Voyage Pittoresque, text by Pierre Restany


Here is an artist who comes from the cold and returns willingly to it, if only to bring back picturesque landscapes of her native Norwegian west coast.

Marianne Heske thus joins realist traditon of painters working on the "motif" from nature. But the recording material that she carries with her on her travels is not traditional. It is no longer the paint box, brushes and easel, but the video camera.

Her original views recorded on magnetic tape are later translated and electronically defined. The result of this chromatic and formal manipulation is then photographed. The final negative thus obtained is enlarged and painted on canvas with the aid of a computer-operated painting machine.

The sublime views of Tafjord, of Romsdalshorn, or again, of the timbered church of Urnes amaze and move us with their stirring screen texture and the sumpters intensity of their colours ablaze like lava flows.

They are the product of an extremely elaborate technique, and constitute spearhead images of our visual modernity.

In her "voyage Pittoresque" sequence Marianne Heske has replaced traditional paint-brushes with video photography. But what she also assumes here, in relation to the entire history of painting, is the permanency of the artist's vision.

A vision both analythical and comprehensive: a phenomenon of intuitive sensibility, but also of cultural identity.

It is clearly Marianne Heske's vision that picks out the picturesque elements in her at once exploratory and introspective journey. But this vision is the expression of a culture based on her experiences in life and therefore upon the practice of existential relativity.

In 1980, on the occasion of the X1 Paris Biennale, Marianne Heske undertook the transport of a shepherd's hut from Norway to the Centre Pompidou. This wooden hut, traditionally used for storing hay and for shelter, was dismantled on the spot, reassembled in Paris and then put back on its site one year later. Interviewed by Per Hovdenakk (1) on the meaning behind this project, the artist's reply is significant: "I thought the hut would be regarded as a hut in Norway, whereas in Paris it would be seen as a manifestation of conceptual art".

Apart from the seemingly naive speculation regarding the change of scene and interpretation of an object outside its original context, the artist's attitude reveals a profound analytical capacity. Marianne Heske's gaze is the powerful creator and messenger of a vision centered on the essential relativity of perception. Her gaze is a questionmark to realism itself.

Reality changes with climate, latitude, background and culture; and it is the interaction between realism and fantasy, object and subject which constitutes the law of seeing.

For Marianne Heske this is where the essential question of art is located, as she has defined it in her earlier works: "Works & Notes", (the journey of a doll's head through different sociological situations - Maastricht, 1978) or the "Video Dialogues" of 1984 (the concept of art: a tape measure or an elastic band?).

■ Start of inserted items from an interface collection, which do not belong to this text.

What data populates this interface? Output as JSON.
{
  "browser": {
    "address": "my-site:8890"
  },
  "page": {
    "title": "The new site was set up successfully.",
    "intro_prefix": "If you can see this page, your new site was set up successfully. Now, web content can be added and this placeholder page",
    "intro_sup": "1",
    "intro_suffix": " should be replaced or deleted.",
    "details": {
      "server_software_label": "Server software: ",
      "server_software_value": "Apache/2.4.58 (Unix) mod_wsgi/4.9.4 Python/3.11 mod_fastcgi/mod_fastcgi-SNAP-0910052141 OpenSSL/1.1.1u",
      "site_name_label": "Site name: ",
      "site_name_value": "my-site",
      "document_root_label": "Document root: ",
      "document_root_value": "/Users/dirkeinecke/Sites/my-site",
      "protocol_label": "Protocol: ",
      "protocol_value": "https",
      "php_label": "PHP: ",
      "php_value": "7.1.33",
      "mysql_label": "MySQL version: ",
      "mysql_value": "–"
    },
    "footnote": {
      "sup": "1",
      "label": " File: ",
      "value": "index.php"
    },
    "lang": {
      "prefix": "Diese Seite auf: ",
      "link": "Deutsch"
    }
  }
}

A question without an answer, because it calls for no answer. What is art? To ask that question today is equivalent to asking about the nature of transcendency. What is God? One can make art with anything just as one can find God anywhere. Art and God are a question of faith, that is of identity and hence, finally, of relativity.

The mastery of a craft does not account for the presence of art any more than the respect for a religious rite accounts for the presence of God. That is certainly what Edvard Munch thought in his innermost self and it has given his painting the defective expression of the scream, beyond the drama of existences (2). The relative perception of reality is translated today by Marianne Heske into the poetic splendour of her paintings.

Having pitilessly proclaimed this relativity, the Norwegian artist takes it up in the definition of her own visual reality: a highly personalized image born out of the inner fusion of electronic technology and of life experience. That is the picturesque dimension of her journey. And that is also the quintessence of her vision: an active and disquieting culture.

Pierre Restany
March 15th 1986

(l) In "Project Gjerdeløa" Mariannc Heske, Univcrsitetsforlayet, Oslo, 1984.
(2) On December 6th 1985 I had the occasion of visiting a major Munch retrospective exhibition at the Palazzo Reale in Milan with Marianne Heske. That experience was a revelation to me of this Nordic and Lutheran way of looking: The realism in his dramatic personification or the figure (or landscape) exacts from the image its anti-body, its diluted identity.